Financial stability vs price stability
Clearly the bond market thinks financial stability has become a bigger issue than fighting inflation. That is why all benchmark Treasury bonds from two years to 30 years are now yielding less than 4%, well below the current policy floor of 4.5%. But the Fed’s dilemma between the need to stabilize the financial system and contain inflation is looming large amid signs that relief packages for US banks and troubled Swiss lender Credit Suisse may not be sufficient to stem wider cracks in the industry. In the past week alone, banks tapped the Fed for short-term loans of more than $160 billion and major US lenders provided a $30 billion lifeline to First Republic after the collapse of the Silicon Valley Bank and Signature Bank. The Swiss central bank did the same for Credit Swiss with $54 billion of loans before negotiations began for a sale to UBS. If the Fed indicates confidence in the banks’ ability to access liquidity and deal with deposit flight, it can keep its focus on inflation, which at 6% is still well above its price stability goal of 2%.
While such a stance likely sparks selling pressure in Treasuries, bank stress tends to resonate for a while and credit conditions will tighten appreciably from here. Smaller US banks are important lenders to small and medium sized business, a key driver of employment strength. It may be the case that the resulting slowing in growth and inflation from this kind of tightening in financial conditions allows the Fed to slow or halt its rate hikes after March or May. Another question will be the fate of the central bank’s efforts to contain the size of its $8 trillion balance sheet, which swelled during the pandemic.
Powell’s communication challenge

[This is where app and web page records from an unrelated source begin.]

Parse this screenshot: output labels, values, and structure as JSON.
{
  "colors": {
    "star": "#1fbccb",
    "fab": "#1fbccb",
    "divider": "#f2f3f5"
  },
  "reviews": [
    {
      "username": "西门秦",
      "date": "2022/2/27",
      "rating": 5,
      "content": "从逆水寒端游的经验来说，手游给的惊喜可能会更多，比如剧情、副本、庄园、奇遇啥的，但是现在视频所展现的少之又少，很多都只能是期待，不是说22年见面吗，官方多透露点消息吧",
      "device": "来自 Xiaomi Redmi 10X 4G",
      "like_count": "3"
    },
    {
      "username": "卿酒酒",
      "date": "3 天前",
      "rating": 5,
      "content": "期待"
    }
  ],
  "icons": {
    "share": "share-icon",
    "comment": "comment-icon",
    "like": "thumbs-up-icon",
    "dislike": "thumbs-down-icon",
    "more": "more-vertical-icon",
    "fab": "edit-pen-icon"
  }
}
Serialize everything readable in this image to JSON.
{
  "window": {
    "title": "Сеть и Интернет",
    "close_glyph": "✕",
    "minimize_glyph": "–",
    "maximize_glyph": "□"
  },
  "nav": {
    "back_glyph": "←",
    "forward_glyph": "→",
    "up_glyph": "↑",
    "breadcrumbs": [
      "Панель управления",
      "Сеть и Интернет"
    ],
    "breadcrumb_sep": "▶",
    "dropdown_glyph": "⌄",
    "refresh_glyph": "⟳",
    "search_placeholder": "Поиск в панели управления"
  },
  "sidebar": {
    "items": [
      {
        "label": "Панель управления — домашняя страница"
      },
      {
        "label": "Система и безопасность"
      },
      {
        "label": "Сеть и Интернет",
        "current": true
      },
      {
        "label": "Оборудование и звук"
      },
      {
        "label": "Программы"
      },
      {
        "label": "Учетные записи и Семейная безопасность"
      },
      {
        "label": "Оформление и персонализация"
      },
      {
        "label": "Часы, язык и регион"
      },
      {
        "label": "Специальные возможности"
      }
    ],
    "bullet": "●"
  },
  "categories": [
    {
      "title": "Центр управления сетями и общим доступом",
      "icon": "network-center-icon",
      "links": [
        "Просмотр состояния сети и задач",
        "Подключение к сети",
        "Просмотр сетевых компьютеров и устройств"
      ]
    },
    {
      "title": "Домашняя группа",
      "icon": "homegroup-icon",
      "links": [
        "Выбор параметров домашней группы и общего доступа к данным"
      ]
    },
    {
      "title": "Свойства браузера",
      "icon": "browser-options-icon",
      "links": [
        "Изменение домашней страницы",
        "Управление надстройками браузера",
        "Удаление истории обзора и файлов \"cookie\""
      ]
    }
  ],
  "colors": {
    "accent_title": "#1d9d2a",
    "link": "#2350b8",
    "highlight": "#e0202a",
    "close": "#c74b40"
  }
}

Once the policy statement and forecasts land, financial markets will focus on just how the Fed chair explains its stance without stirring further concerns — either for financial stability or inflation. This is a very tough job, perhaps more than usual as Powell delivered a hawkish policy outlook just days before a US bank failed. Flip flopping is not a good look for central bankers and does little to boost the Fed’s credibility and stem market volatility. For Powell, the best approach appears one of the Fed delivering a quarter-point hike and nudging up the dot-plot rate forecasts, providing cover in case jobs and inflation data stay hot. Former Treasury Secretary Lawrence Summers said on Bloomberg Television Friday that the Fed should not allow “financial dominance” and be spooked into easing its campaign to contain inflation “out of solicitude for the banking system.”
Still, Powell would need to ensure that the Fed and other regulators have done enough to ring fence the banking system so policy officials can keep their focus in inflation and the labor market. For now, markets doubt that is the case and all bets would be off if another financial institution runs into trouble.